§ **TASK REQUIREMENTS**
Find the lines of the data below that include "icon". Report their number only.

§ **DATA IN THIS EXERCISE**
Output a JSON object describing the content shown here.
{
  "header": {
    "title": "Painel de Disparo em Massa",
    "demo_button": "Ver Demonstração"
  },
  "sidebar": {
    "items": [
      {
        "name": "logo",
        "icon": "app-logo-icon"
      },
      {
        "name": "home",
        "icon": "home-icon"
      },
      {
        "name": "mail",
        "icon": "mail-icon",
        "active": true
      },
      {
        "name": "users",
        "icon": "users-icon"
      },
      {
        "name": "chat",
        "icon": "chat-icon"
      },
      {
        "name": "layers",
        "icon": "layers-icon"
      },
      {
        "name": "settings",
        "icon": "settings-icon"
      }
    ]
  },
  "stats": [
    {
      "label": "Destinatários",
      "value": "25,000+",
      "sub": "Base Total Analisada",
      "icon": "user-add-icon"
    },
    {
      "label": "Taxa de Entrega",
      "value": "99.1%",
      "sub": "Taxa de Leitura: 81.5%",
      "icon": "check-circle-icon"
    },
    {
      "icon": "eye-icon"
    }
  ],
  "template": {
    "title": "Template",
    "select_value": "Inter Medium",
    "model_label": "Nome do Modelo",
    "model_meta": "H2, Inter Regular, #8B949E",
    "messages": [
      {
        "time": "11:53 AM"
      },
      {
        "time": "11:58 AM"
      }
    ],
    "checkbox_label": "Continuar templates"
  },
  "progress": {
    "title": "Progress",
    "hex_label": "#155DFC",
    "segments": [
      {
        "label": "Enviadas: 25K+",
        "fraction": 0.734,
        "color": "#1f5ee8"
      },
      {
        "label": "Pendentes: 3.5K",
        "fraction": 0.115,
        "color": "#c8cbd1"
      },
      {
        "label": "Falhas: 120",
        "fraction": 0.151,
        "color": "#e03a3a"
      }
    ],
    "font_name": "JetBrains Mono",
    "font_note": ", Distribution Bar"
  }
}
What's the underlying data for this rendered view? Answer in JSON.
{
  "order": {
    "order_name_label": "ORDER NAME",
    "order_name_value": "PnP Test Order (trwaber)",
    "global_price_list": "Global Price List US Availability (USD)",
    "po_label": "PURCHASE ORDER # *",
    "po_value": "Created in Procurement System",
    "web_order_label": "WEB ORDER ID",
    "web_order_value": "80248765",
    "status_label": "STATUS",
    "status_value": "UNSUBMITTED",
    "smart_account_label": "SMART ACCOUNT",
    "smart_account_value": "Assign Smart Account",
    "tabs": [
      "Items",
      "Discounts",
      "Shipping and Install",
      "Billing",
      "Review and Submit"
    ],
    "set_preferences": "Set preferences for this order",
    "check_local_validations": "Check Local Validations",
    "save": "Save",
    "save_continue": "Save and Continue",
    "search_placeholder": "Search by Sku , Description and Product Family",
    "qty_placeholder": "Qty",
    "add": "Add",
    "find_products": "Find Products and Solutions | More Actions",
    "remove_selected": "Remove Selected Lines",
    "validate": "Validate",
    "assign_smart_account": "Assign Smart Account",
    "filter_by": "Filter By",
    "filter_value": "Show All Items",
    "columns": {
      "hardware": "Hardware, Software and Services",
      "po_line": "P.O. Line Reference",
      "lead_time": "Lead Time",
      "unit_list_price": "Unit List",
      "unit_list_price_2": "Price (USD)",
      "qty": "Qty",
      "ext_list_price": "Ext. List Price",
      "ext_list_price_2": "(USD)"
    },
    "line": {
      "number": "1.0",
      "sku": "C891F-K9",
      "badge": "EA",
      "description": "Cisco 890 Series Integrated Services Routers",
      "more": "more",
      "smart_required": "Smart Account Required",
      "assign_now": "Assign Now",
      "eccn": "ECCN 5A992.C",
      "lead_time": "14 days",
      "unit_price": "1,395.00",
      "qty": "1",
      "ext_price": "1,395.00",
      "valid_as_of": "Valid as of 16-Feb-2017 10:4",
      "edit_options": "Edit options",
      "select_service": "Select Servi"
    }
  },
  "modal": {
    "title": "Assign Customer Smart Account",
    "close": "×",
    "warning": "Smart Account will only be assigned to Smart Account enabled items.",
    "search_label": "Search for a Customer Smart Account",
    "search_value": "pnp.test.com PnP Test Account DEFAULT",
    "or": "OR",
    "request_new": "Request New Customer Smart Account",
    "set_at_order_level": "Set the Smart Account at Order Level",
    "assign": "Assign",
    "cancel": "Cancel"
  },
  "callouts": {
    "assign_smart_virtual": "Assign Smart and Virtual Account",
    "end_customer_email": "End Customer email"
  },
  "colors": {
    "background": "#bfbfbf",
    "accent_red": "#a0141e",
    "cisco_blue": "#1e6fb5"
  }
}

§ **ANSWER BOX**
10